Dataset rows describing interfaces
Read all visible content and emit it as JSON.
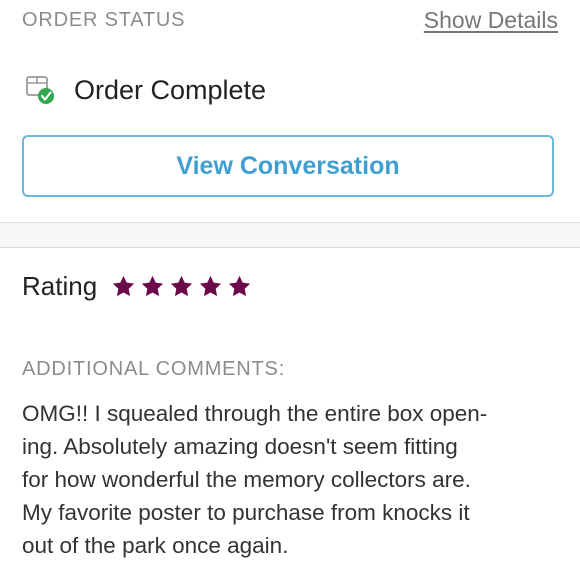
{
  "order_status": {
    "label": "ORDER STATUS",
    "show_details_label": "Show Details",
    "status_text": "Order Complete",
    "status_icon": "package-check-icon",
    "view_conversation_label": "View Conversation"
  },
  "rating": {
    "label": "Rating",
    "stars": 5,
    "max_stars": 5,
    "star_color": "#6b0a4b"
  },
  "comments": {
    "label": "ADDITIONAL COMMENTS:",
    "line_1": "OMG!! I squealed through the entire box open-",
    "line_2": "ing. Absolutely amazing doesn't seem fitting",
    "line_3": "for how wonderful the memory collectors are.",
    "line_4": "My favorite poster to purchase from knocks it",
    "line_5": "out of the park once again."
  },
  "colors": {
    "accent_blue": "#3f9fd2",
    "success_green": "#2fa84f",
    "muted_text": "#8c8c8c"
  }
}
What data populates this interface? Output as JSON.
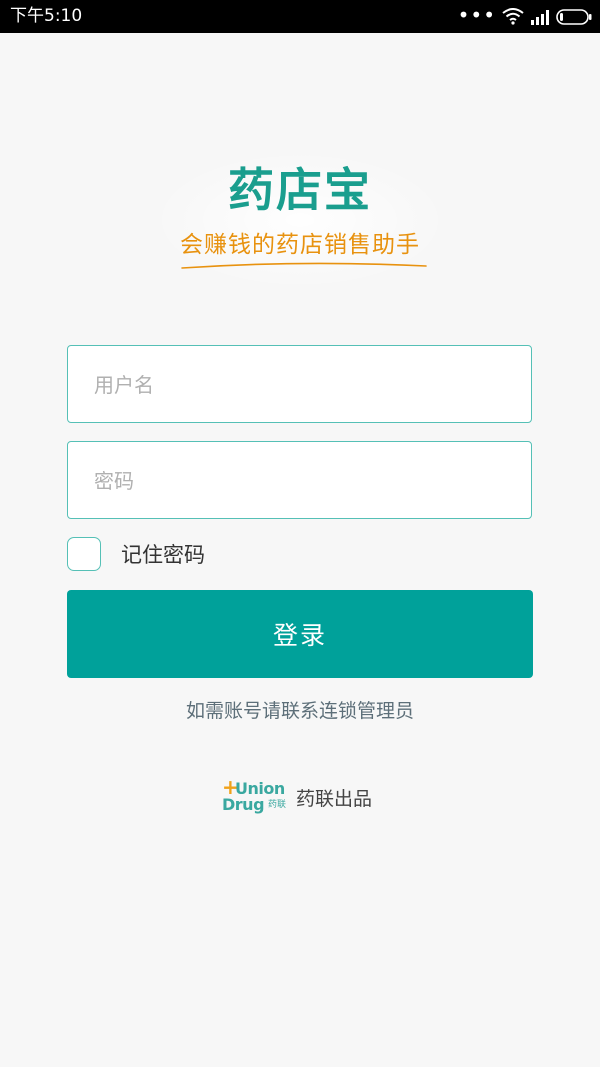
{
  "status_bar": {
    "time": "下午5:10",
    "icons": [
      "more-dots-icon",
      "wifi-icon",
      "signal-icon",
      "battery-icon"
    ]
  },
  "logo": {
    "title": "药店宝",
    "slogan": "会赚钱的药店销售助手"
  },
  "form": {
    "username_placeholder": "用户名",
    "password_placeholder": "密码",
    "remember_label": "记住密码",
    "login_label": "登录"
  },
  "contact_hint": "如需账号请联系连锁管理员",
  "brand": {
    "logo_plus": "+",
    "logo_union": "Union",
    "logo_drug": "Drug",
    "logo_cn": "药联",
    "text": "药联出品"
  },
  "colors": {
    "accent": "#00a19a",
    "title": "#1a9e8e",
    "slogan": "#e8920f",
    "border": "#55c0b6"
  }
}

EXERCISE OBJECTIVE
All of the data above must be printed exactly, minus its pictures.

TASK SOLUTION
Read all visible content and emit it as JSON.
{
  "order_status": {
    "label": "ORDER STATUS",
    "show_details_label": "Show Details",
    "status_text": "Order Complete",
    "status_icon": "package-check-icon",
    "view_conversation_label": "View Conversation"
  },
  "rating": {
    "label": "Rating",
    "stars": 5,
    "max_stars": 5,
    "star_color": "#6b0a4b"
  },
  "comments": {
    "label": "ADDITIONAL COMMENTS:",
    "line_1": "OMG!! I squealed through the entire box open-",
    "line_2": "ing. Absolutely amazing doesn't seem fitting",
    "line_3": "for how wonderful the memory collectors are.",
    "line_4": "My favorite poster to purchase from knocks it",
    "line_5": "out of the park once again."
  },
  "colors": {
    "accent_blue": "#3f9fd2",
    "success_green": "#2fa84f",
    "muted_text": "#8c8c8c"
  }
}
What data populates this interface? Output as JSON.
{
  "status_bar": {
    "time": "下午5:10",
    "icons": [
      "more-dots-icon",
      "wifi-icon",
      "signal-icon",
      "battery-icon"
    ]
  },
  "logo": {
    "title": "药店宝",
    "slogan": "会赚钱的药店销售助手"
  },
  "form": {
    "username_placeholder": "用户名",
    "password_placeholder": "密码",
    "remember_label": "记住密码",
    "login_label": "登录"
  },
  "contact_hint": "如需账号请联系连锁管理员",
  "brand": {
    "logo_plus": "+",
    "logo_union": "Union",
    "logo_drug": "Drug",
    "logo_cn": "药联",
    "text": "药联出品"
  },
  "colors": {
    "accent": "#00a19a",
    "title": "#1a9e8e",
    "slogan": "#e8920f",
    "border": "#55c0b6"
  }
}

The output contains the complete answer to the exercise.